When Health and Human Services Secretary Kathleen Sebelius announces the release of the first draft of the federal regulations governing ObamaCare's health insurance exchanges this morning, she'll do so in front of Frager's Hardware, a 90 year old hardware store on Pennsylvania Ave. in Washington. The official White House spin on the insurance exchanges is that they're marketplaces that "will offer affordable high-quality health insurance options" for families and "for small businesses that cannot afford small group health insurance." No doubt Sebelius will make similar claims today.
But the administration and the law's backers have had quite a bit of trouble getting individuals and business owners to buy this argument. Among the small business owners who aren't so sure about administration's line: the owner of Frager's. Kaiser Health News reports:
John Weintraub, the store's co-owner, is one of [the skeptics]. "I am not confident at all that Obamacare will lower my costs," Weintraub told KHN Friday. "It seems like whenever the government does get involved in something like this, it never works out."
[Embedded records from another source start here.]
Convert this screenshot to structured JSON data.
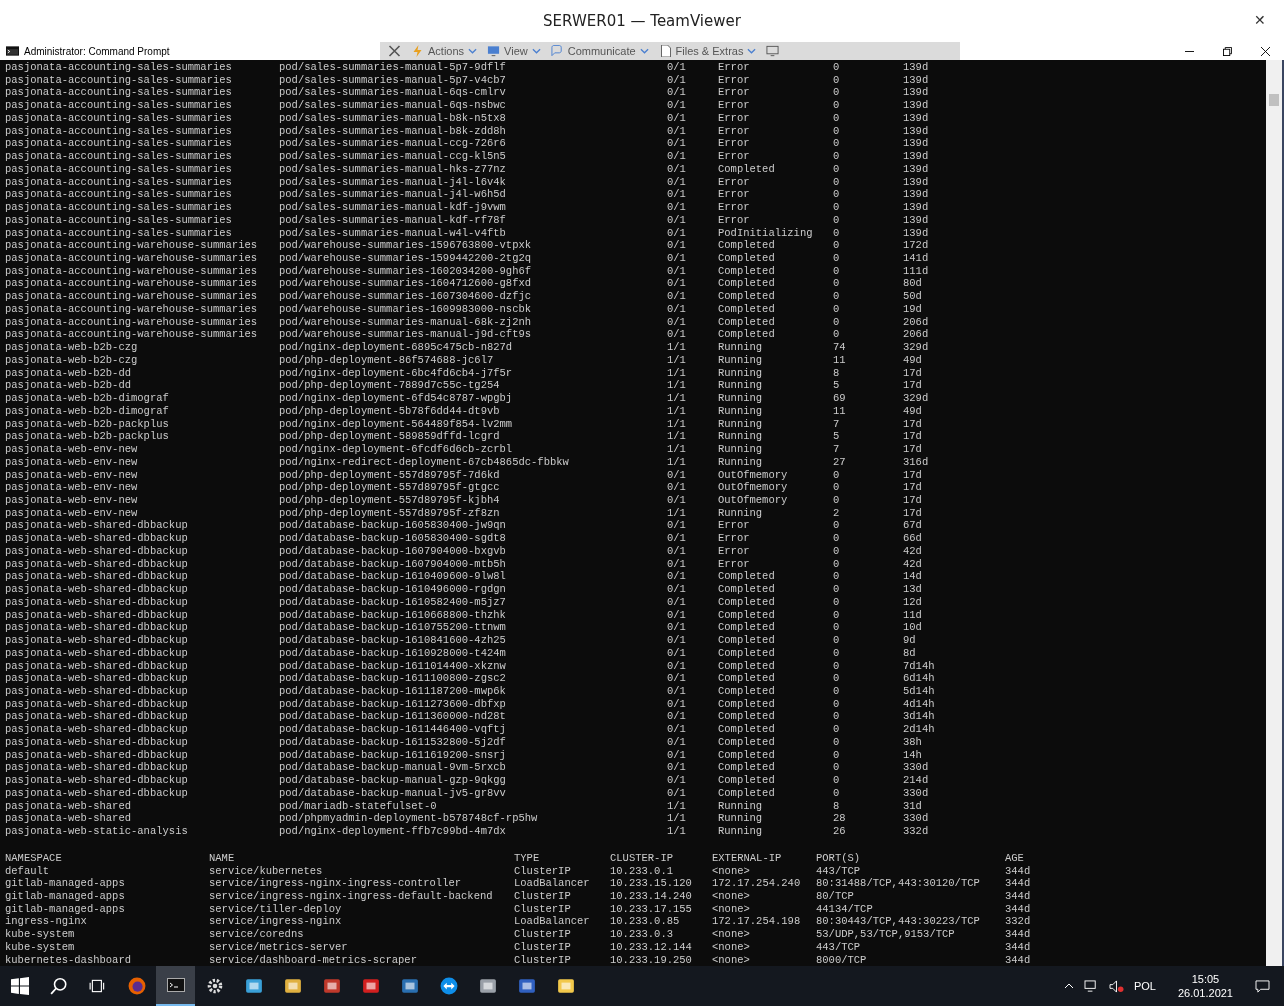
{
  "window": {
    "title": "SERWER01 — TeamViewer",
    "close": "✕"
  },
  "console": {
    "title": "Administrator: Command Prompt",
    "controls": [
      {
        "kind": "minimize"
      },
      {
        "kind": "maximize"
      },
      {
        "kind": "close"
      }
    ]
  },
  "toolbar": {
    "items": [
      {
        "kind": "close"
      },
      {
        "kind": "actions",
        "label": "Actions"
      },
      {
        "kind": "view",
        "label": "View"
      },
      {
        "kind": "communicate",
        "label": "Communicate"
      },
      {
        "kind": "files",
        "label": "Files & Extras"
      },
      {
        "kind": "monitor"
      }
    ]
  },
  "pods": {
    "rows": [
      [
        "pasjonata-accounting-sales-summaries",
        "pod/sales-summaries-manual-5p7-9dflf",
        "0/1",
        "Error",
        "0",
        "139d"
      ],
      [
        "pasjonata-accounting-sales-summaries",
        "pod/sales-summaries-manual-5p7-v4cb7",
        "0/1",
        "Error",
        "0",
        "139d"
      ],
      [
        "pasjonata-accounting-sales-summaries",
        "pod/sales-summaries-manual-6qs-cmlrv",
        "0/1",
        "Error",
        "0",
        "139d"
      ],
      [
        "pasjonata-accounting-sales-summaries",
        "pod/sales-summaries-manual-6qs-nsbwc",
        "0/1",
        "Error",
        "0",
        "139d"
      ],
      [
        "pasjonata-accounting-sales-summaries",
        "pod/sales-summaries-manual-b8k-n5tx8",
        "0/1",
        "Error",
        "0",
        "139d"
      ],
      [
        "pasjonata-accounting-sales-summaries",
        "pod/sales-summaries-manual-b8k-zdd8h",
        "0/1",
        "Error",
        "0",
        "139d"
      ],
      [
        "pasjonata-accounting-sales-summaries",
        "pod/sales-summaries-manual-ccg-726r6",
        "0/1",
        "Error",
        "0",
        "139d"
      ],
      [
        "pasjonata-accounting-sales-summaries",
        "pod/sales-summaries-manual-ccg-kl5n5",
        "0/1",
        "Error",
        "0",
        "139d"
      ],
      [
        "pasjonata-accounting-sales-summaries",
        "pod/sales-summaries-manual-hks-z77nz",
        "0/1",
        "Completed",
        "0",
        "139d"
      ],
      [
        "pasjonata-accounting-sales-summaries",
        "pod/sales-summaries-manual-j4l-l6v4k",
        "0/1",
        "Error",
        "0",
        "139d"
      ],
      [
        "pasjonata-accounting-sales-summaries",
        "pod/sales-summaries-manual-j4l-w6h5d",
        "0/1",
        "Error",
        "0",
        "139d"
      ],
      [
        "pasjonata-accounting-sales-summaries",
        "pod/sales-summaries-manual-kdf-j9vwm",
        "0/1",
        "Error",
        "0",
        "139d"
      ],
      [
        "pasjonata-accounting-sales-summaries",
        "pod/sales-summaries-manual-kdf-rf78f",
        "0/1",
        "Error",
        "0",
        "139d"
      ],
      [
        "pasjonata-accounting-sales-summaries",
        "pod/sales-summaries-manual-w4l-v4ftb",
        "0/1",
        "PodInitializing",
        "0",
        "139d"
      ],
      [
        "pasjonata-accounting-warehouse-summaries",
        "pod/warehouse-summaries-1596763800-vtpxk",
        "0/1",
        "Completed",
        "0",
        "172d"
      ],
      [
        "pasjonata-accounting-warehouse-summaries",
        "pod/warehouse-summaries-1599442200-2tg2q",
        "0/1",
        "Completed",
        "0",
        "141d"
      ],
      [
        "pasjonata-accounting-warehouse-summaries",
        "pod/warehouse-summaries-1602034200-9gh6f",
        "0/1",
        "Completed",
        "0",
        "111d"
      ],
      [
        "pasjonata-accounting-warehouse-summaries",
        "pod/warehouse-summaries-1604712600-g8fxd",
        "0/1",
        "Completed",
        "0",
        "80d"
      ],
      [
        "pasjonata-accounting-warehouse-summaries",
        "pod/warehouse-summaries-1607304600-dzfjc",
        "0/1",
        "Completed",
        "0",
        "50d"
      ],
      [
        "pasjonata-accounting-warehouse-summaries",
        "pod/warehouse-summaries-1609983000-nscbk",
        "0/1",
        "Completed",
        "0",
        "19d"
      ],
      [
        "pasjonata-accounting-warehouse-summaries",
        "pod/warehouse-summaries-manual-68k-zj2nh",
        "0/1",
        "Completed",
        "0",
        "206d"
      ],
      [
        "pasjonata-accounting-warehouse-summaries",
        "pod/warehouse-summaries-manual-j9d-cft9s",
        "0/1",
        "Completed",
        "0",
        "206d"
      ],
      [
        "pasjonata-web-b2b-czg",
        "pod/nginx-deployment-6895c475cb-n827d",
        "1/1",
        "Running",
        "74",
        "329d"
      ],
      [
        "pasjonata-web-b2b-czg",
        "pod/php-deployment-86f574688-jc6l7",
        "1/1",
        "Running",
        "11",
        "49d"
      ],
      [
        "pasjonata-web-b2b-dd",
        "pod/nginx-deployment-6bc4fd6cb4-j7f5r",
        "1/1",
        "Running",
        "8",
        "17d"
      ],
      [
        "pasjonata-web-b2b-dd",
        "pod/php-deployment-7889d7c55c-tg254",
        "1/1",
        "Running",
        "5",
        "17d"
      ],
      [
        "pasjonata-web-b2b-dimograf",
        "pod/nginx-deployment-6fd54c8787-wpgbj",
        "1/1",
        "Running",
        "69",
        "329d"
      ],
      [
        "pasjonata-web-b2b-dimograf",
        "pod/php-deployment-5b78f6dd44-dt9vb",
        "1/1",
        "Running",
        "11",
        "49d"
      ],
      [
        "pasjonata-web-b2b-packplus",
        "pod/nginx-deployment-564489f854-lv2mm",
        "1/1",
        "Running",
        "7",
        "17d"
      ],
      [
        "pasjonata-web-b2b-packplus",
        "pod/php-deployment-589859dffd-lcgrd",
        "1/1",
        "Running",
        "5",
        "17d"
      ],
      [
        "pasjonata-web-env-new",
        "pod/nginx-deployment-6fcdf6d6cb-zcrbl",
        "1/1",
        "Running",
        "7",
        "17d"
      ],
      [
        "pasjonata-web-env-new",
        "pod/nginx-redirect-deployment-67cb4865dc-fbbkw",
        "1/1",
        "Running",
        "27",
        "316d"
      ],
      [
        "pasjonata-web-env-new",
        "pod/php-deployment-557d89795f-7d6kd",
        "0/1",
        "OutOfmemory",
        "0",
        "17d"
      ],
      [
        "pasjonata-web-env-new",
        "pod/php-deployment-557d89795f-gtgcc",
        "0/1",
        "OutOfmemory",
        "0",
        "17d"
      ],
      [
        "pasjonata-web-env-new",
        "pod/php-deployment-557d89795f-kjbh4",
        "0/1",
        "OutOfmemory",
        "0",
        "17d"
      ],
      [
        "pasjonata-web-env-new",
        "pod/php-deployment-557d89795f-zf8zn",
        "1/1",
        "Running",
        "2",
        "17d"
      ],
      [
        "pasjonata-web-shared-dbbackup",
        "pod/database-backup-1605830400-jw9qn",
        "0/1",
        "Error",
        "0",
        "67d"
      ],
      [
        "pasjonata-web-shared-dbbackup",
        "pod/database-backup-1605830400-sgdt8",
        "0/1",
        "Error",
        "0",
        "66d"
      ],
      [
        "pasjonata-web-shared-dbbackup",
        "pod/database-backup-1607904000-bxgvb",
        "0/1",
        "Error",
        "0",
        "42d"
      ],
      [
        "pasjonata-web-shared-dbbackup",
        "pod/database-backup-1607904000-mtb5h",
        "0/1",
        "Error",
        "0",
        "42d"
      ],
      [
        "pasjonata-web-shared-dbbackup",
        "pod/database-backup-1610409600-9lw8l",
        "0/1",
        "Completed",
        "0",
        "14d"
      ],
      [
        "pasjonata-web-shared-dbbackup",
        "pod/database-backup-1610496000-rgdgn",
        "0/1",
        "Completed",
        "0",
        "13d"
      ],
      [
        "pasjonata-web-shared-dbbackup",
        "pod/database-backup-1610582400-m5jz7",
        "0/1",
        "Completed",
        "0",
        "12d"
      ],
      [
        "pasjonata-web-shared-dbbackup",
        "pod/database-backup-1610668800-thzhk",
        "0/1",
        "Completed",
        "0",
        "11d"
      ],
      [
        "pasjonata-web-shared-dbbackup",
        "pod/database-backup-1610755200-ttnwm",
        "0/1",
        "Completed",
        "0",
        "10d"
      ],
      [
        "pasjonata-web-shared-dbbackup",
        "pod/database-backup-1610841600-4zh25",
        "0/1",
        "Completed",
        "0",
        "9d"
      ],
      [
        "pasjonata-web-shared-dbbackup",
        "pod/database-backup-1610928000-t424m",
        "0/1",
        "Completed",
        "0",
        "8d"
      ],
      [
        "pasjonata-web-shared-dbbackup",
        "pod/database-backup-1611014400-xkznw",
        "0/1",
        "Completed",
        "0",
        "7d14h"
      ],
      [
        "pasjonata-web-shared-dbbackup",
        "pod/database-backup-1611100800-zgsc2",
        "0/1",
        "Completed",
        "0",
        "6d14h"
      ],
      [
        "pasjonata-web-shared-dbbackup",
        "pod/database-backup-1611187200-mwp6k",
        "0/1",
        "Completed",
        "0",
        "5d14h"
      ],
      [
        "pasjonata-web-shared-dbbackup",
        "pod/database-backup-1611273600-dbfxp",
        "0/1",
        "Completed",
        "0",
        "4d14h"
      ],
      [
        "pasjonata-web-shared-dbbackup",
        "pod/database-backup-1611360000-nd28t",
        "0/1",
        "Completed",
        "0",
        "3d14h"
      ],
      [
        "pasjonata-web-shared-dbbackup",
        "pod/database-backup-1611446400-vqftj",
        "0/1",
        "Completed",
        "0",
        "2d14h"
      ],
      [
        "pasjonata-web-shared-dbbackup",
        "pod/database-backup-1611532800-5j2df",
        "0/1",
        "Completed",
        "0",
        "38h"
      ],
      [
        "pasjonata-web-shared-dbbackup",
        "pod/database-backup-1611619200-snsrj",
        "0/1",
        "Completed",
        "0",
        "14h"
      ],
      [
        "pasjonata-web-shared-dbbackup",
        "pod/database-backup-manual-9vm-5rxcb",
        "0/1",
        "Completed",
        "0",
        "330d"
      ],
      [
        "pasjonata-web-shared-dbbackup",
        "pod/database-backup-manual-gzp-9qkgg",
        "0/1",
        "Completed",
        "0",
        "214d"
      ],
      [
        "pasjonata-web-shared-dbbackup",
        "pod/database-backup-manual-jv5-gr8vv",
        "0/1",
        "Completed",
        "0",
        "330d"
      ],
      [
        "pasjonata-web-shared",
        "pod/mariadb-statefulset-0",
        "1/1",
        "Running",
        "8",
        "31d"
      ],
      [
        "pasjonata-web-shared",
        "pod/phpmyadmin-deployment-b578748cf-rp5hw",
        "1/1",
        "Running",
        "28",
        "330d"
      ],
      [
        "pasjonata-web-static-analysis",
        "pod/nginx-deployment-ffb7c99bd-4m7dx",
        "1/1",
        "Running",
        "26",
        "332d"
      ]
    ]
  },
  "services": {
    "columns": [
      "NAMESPACE",
      "NAME",
      "TYPE",
      "CLUSTER-IP",
      "EXTERNAL-IP",
      "PORT(S)",
      "AGE"
    ],
    "rows": [
      [
        "default",
        "service/kubernetes",
        "ClusterIP",
        "10.233.0.1",
        "<none>",
        "443/TCP",
        "344d"
      ],
      [
        "gitlab-managed-apps",
        "service/ingress-nginx-ingress-controller",
        "LoadBalancer",
        "10.233.15.120",
        "172.17.254.240",
        "80:31488/TCP,443:30120/TCP",
        "344d"
      ],
      [
        "gitlab-managed-apps",
        "service/ingress-nginx-ingress-default-backend",
        "ClusterIP",
        "10.233.14.240",
        "<none>",
        "80/TCP",
        "344d"
      ],
      [
        "gitlab-managed-apps",
        "service/tiller-deploy",
        "ClusterIP",
        "10.233.17.155",
        "<none>",
        "44134/TCP",
        "344d"
      ],
      [
        "ingress-nginx",
        "service/ingress-nginx",
        "LoadBalancer",
        "10.233.0.85",
        "172.17.254.198",
        "80:30443/TCP,443:30223/TCP",
        "332d"
      ],
      [
        "kube-system",
        "service/coredns",
        "ClusterIP",
        "10.233.0.3",
        "<none>",
        "53/UDP,53/TCP,9153/TCP",
        "344d"
      ],
      [
        "kube-system",
        "service/metrics-server",
        "ClusterIP",
        "10.233.12.144",
        "<none>",
        "443/TCP",
        "344d"
      ],
      [
        "kubernetes-dashboard",
        "service/dashboard-metrics-scraper",
        "ClusterIP",
        "10.233.19.250",
        "<none>",
        "8000/TCP",
        "344d"
      ]
    ]
  },
  "taskbar": {
    "apps": [
      {
        "kind": "start",
        "selected": false
      },
      {
        "kind": "search",
        "selected": false
      },
      {
        "kind": "taskview",
        "selected": false
      },
      {
        "kind": "browser",
        "selected": false
      },
      {
        "kind": "terminal",
        "selected": true
      },
      {
        "kind": "gear",
        "selected": false
      },
      {
        "kind": "building",
        "selected": false
      },
      {
        "kind": "folder-arrow",
        "selected": false
      },
      {
        "kind": "stack",
        "selected": false
      },
      {
        "kind": "pdf",
        "selected": false
      },
      {
        "kind": "envelope",
        "selected": false
      },
      {
        "kind": "remote",
        "selected": false
      },
      {
        "kind": "server",
        "selected": false
      },
      {
        "kind": "network",
        "selected": false
      },
      {
        "kind": "folder",
        "selected": false
      }
    ],
    "tray": {
      "language": "POL",
      "time": "15:05",
      "date": "26.01.2021"
    }
  }
}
…Like many employers, Frager's has struggled to keep pace with the rising cost of providing health insurance to its workers, Weintraub said. His store on Pennsylvania Avenue pays half the cost of coverage for its 25 full-time employees and dependents. He's been able to control some of the increase in premiums by raising the annual deductible on employees from $1,000 to $2,500. The store, though, helps pick up that extra deductible cost for employees. "We constantly have to find creative ways to keep the costs down," he said.
To be sure, Weintraub admits he hasn't followed the debate too closely (rational ignorance!). But Weintraub's less-than-enthusiastic reaction offers a telling illustration of the deep public skepticism that's continued to plague the law—public opinion about the law has gone down steadily since last year—and a reminder of the serious difficulty that the administration has had in making its case so far.
ObamaCare's backers, of course, continue to insist that once the public experiences the law's benefits, they'll come around. But they've been saying this since before the law's passage, and yet with each new round of benefits—the high-risk pools, new preventive care guarantees, coverage for adult dependents—public opinion continues to fall. Consultants who've managed to profit off the law seem to like it, but it's hardly surprising that it's popular among those who've turned the law into a new revenue stream. But maybe that suggests that Weintraub, at least, might finally see some virtue in the law after today. He told KHN that he accepted the booking in hopes that publicity from this morning's event will give his business a boost.